Foreign policy takes center stage in 2012 election

American policy towards “Arab Spring” nations has become a major general election issue

Published Sep. 25, 2012

Farideh Farazmand, B.S., M.S., Ph.D.The eruption of violent, anti-American protests in more than two dozen Muslim countries has swung the focus of the 2012 presidential campaign from the economy to foreign policy, the topic of the final presidential debate at Lynn University.

“Events abroad are taking a bigger slice of the campaign debate,” said Farideh Farazmand, professor of international business in Lynn’s College of Business and Management and expert on Persian culture. “The spotlight on the candidates’ reactions to protests in Egypt and Libya underscores this.”

The recent events in the Middle East and North Africa could have a profound impact on the election results this November.

“A new case of turmoil or mishandling of events can swing opinions and affect the election results, as the Iranian Hostage Crisis did in 1980,” said Farazmand. “The events in Egypt and Libya will undoubtedly provide a fresh and intense backdrop to the final presidential debate at Lynn on Oct. 22.”

More on Farazmand

Farideh Farazmand is a professor of international business at Lynn University.

  • Areas of expertise: Economics (including current issues), international finance, international business and Persian culture
  • Brief bio: Farazmand is an expert in economics and global issues and at the intersections of political and economic forces.

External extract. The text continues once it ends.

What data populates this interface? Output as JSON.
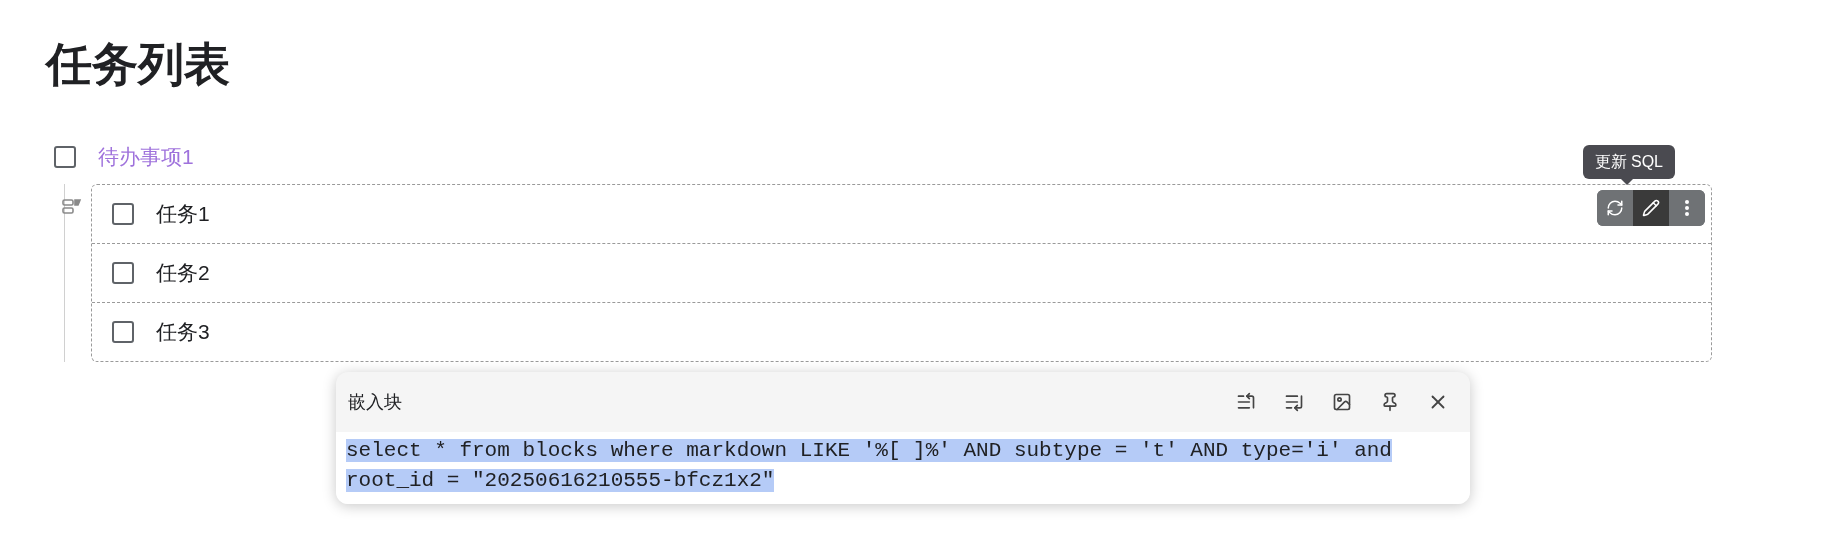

In this role, she can speak to the media on current national and global economic issues, the role of government in the economy and the impact of cultural differences in international negotiations.